So, I bring:
Apples (LOTS of apples!), as many bananas will fit in my backpack, a ziplock bag full of almonds, string cheese, and maybe something sweet… M&Ms.
I bought this really skinny 8oz water bottle from Amazon for $10 and it’s changed my life. It’s flat, like a book, so it’s easy to pack and fits nicely in the seat pocket of a plane.
I always make sure to fill it up at the airport.
8. Get the smallest carry-on possible. (Mine is 19 inches)
For U.S.-based planes, you can get away with a 20-inch carry on luggage, but in other countries, it might be trickier, as it depends on the plane.
I have a Delsey roller that I used to stuff to the brim. It would be so full the wheels would not roll straight and the handle would shake as it rolled through the airport. Uh, not cool.
Over time, I learned to pack much lighter. I could write an entire article about how to pack mindfully for your trips. The main thing I learned when packing lighter is to just lay it all out next to your luggage, and then start removing what you don’t need.
Questions that help me decide whether it stays or goes:
- Does it match anything else?
- Will I realistically wear it? (Did I wear it the last time I traveled?)
- Does it serve a dual purpose? (If it’s yoga pants, I can also wear them to sleep.)
For Australia, I completely effed up my packing. I just brought too much stuff. My trip was almost a month long, so I just figured, bring it all. What a mistake. I not only brought too much, I brought a lot of the wrong items that didn’t even match or make sense with other items I packed.

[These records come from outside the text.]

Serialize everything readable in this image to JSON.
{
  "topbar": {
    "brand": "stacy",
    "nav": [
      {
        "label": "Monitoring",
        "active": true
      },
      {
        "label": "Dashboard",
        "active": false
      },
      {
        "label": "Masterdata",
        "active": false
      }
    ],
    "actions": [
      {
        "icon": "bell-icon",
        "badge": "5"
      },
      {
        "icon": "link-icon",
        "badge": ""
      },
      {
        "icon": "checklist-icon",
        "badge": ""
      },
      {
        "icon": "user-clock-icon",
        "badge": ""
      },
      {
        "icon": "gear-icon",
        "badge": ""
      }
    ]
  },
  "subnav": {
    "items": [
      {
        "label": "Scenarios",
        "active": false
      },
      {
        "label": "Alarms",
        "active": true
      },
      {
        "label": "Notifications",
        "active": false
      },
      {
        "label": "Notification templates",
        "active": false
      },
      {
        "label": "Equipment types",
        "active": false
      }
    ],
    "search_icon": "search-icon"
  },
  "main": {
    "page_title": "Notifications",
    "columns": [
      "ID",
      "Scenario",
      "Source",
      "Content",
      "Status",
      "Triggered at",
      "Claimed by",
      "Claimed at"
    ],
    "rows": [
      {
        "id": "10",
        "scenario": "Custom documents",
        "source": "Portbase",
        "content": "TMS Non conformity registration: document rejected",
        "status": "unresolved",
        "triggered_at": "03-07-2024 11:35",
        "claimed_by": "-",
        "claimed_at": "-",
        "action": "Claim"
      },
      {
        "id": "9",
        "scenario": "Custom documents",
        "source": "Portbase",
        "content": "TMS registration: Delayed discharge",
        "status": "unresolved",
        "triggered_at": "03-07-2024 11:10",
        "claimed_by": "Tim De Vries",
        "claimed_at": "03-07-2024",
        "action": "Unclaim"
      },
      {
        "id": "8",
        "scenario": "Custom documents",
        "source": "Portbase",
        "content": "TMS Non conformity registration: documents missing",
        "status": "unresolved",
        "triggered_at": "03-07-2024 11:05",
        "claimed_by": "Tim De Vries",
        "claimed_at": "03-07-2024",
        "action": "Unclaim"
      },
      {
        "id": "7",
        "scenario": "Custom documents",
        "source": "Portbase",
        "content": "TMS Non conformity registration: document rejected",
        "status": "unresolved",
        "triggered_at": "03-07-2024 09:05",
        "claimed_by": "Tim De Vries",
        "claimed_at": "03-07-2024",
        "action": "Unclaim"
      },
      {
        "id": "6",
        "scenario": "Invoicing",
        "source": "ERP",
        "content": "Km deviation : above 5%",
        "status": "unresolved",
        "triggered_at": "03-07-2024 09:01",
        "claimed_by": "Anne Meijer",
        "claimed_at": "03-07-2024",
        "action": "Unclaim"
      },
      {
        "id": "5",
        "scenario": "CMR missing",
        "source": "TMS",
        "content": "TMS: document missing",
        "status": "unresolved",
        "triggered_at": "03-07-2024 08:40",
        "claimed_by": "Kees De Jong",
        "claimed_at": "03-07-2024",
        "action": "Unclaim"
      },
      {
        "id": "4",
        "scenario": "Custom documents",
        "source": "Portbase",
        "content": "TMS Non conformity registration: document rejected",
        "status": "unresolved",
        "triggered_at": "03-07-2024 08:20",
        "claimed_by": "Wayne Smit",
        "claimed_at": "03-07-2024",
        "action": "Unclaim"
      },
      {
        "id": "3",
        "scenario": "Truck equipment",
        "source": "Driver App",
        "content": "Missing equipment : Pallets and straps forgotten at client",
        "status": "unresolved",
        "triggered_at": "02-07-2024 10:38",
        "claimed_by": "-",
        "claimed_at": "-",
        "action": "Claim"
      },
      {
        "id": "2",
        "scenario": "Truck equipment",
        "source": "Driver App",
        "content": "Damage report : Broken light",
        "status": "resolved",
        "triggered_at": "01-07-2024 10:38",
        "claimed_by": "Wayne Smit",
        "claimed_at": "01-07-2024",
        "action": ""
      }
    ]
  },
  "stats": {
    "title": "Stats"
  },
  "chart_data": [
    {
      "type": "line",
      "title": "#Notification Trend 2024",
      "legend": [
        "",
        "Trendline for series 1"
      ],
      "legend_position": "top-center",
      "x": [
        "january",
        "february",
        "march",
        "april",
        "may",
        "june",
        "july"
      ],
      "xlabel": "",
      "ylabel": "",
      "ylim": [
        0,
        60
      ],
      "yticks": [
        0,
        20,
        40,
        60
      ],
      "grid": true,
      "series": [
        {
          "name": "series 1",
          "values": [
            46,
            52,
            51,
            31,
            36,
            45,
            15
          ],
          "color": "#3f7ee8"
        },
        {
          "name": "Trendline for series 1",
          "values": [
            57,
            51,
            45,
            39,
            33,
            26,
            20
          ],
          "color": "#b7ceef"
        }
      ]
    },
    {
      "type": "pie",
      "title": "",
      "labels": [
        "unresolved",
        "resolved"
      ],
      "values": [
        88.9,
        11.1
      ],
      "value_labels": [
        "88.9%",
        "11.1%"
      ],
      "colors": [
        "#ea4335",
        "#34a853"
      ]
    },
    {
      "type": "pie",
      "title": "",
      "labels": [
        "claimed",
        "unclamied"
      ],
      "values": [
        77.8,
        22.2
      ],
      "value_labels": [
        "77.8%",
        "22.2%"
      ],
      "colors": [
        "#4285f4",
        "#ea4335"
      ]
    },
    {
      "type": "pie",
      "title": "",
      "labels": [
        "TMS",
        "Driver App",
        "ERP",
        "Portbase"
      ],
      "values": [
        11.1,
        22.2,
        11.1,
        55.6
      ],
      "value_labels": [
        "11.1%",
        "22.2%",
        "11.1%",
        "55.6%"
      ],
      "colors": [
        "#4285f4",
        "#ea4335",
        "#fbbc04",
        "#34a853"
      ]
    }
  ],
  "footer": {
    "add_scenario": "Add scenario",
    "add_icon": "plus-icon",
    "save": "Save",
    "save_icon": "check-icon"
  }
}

It was a big lesson, so for Spain, I kept it simple and it was like, DING DING DING! Yes, this is how to pack for trips.
Besides underwear, I packed everything in pairs. Two pairs of shoes, two short sleeve shirts, two long sleeves, two sweaters, two jeans. It all fit in my Eagle Creek packing cubes. Roll your clothes, don’t fold.
9. Credit cards
When traveling abroad and using your credit cards, always choose the country’s currency, not U.S. dollars. I think it has something to do with the currency rates changing.
The other thing is to make sure your credit card doesn’t charge a foreign transaction fee — it’s usually 3 percent.
10. Get a robust cell phone data plan
Sprint, although, not the best is not the worst either. I have their international travel plan that gives me unlimited data and texting in hundreds of major cities around the world.
As soon as I land in a new country, I just restart my phone and I get a text message that tells me that Sprint recognizes that I’m in X country. I never need to mess with SIM cards or worry about where WiFi is.
Of course, if I go over my allotted gigs, the data speed slows down, but it’s not that big a deal. It’s still unlimited, but there’s a certain threshold for gigs — once you go over, the speed slows.
As long as I can get Google maps, I’m good to go.
Calls are 20 cents a minute, but I just use Skype if I need to make calls.
So there you have it. All 10 of my biggest hacks that make traveling a breeze.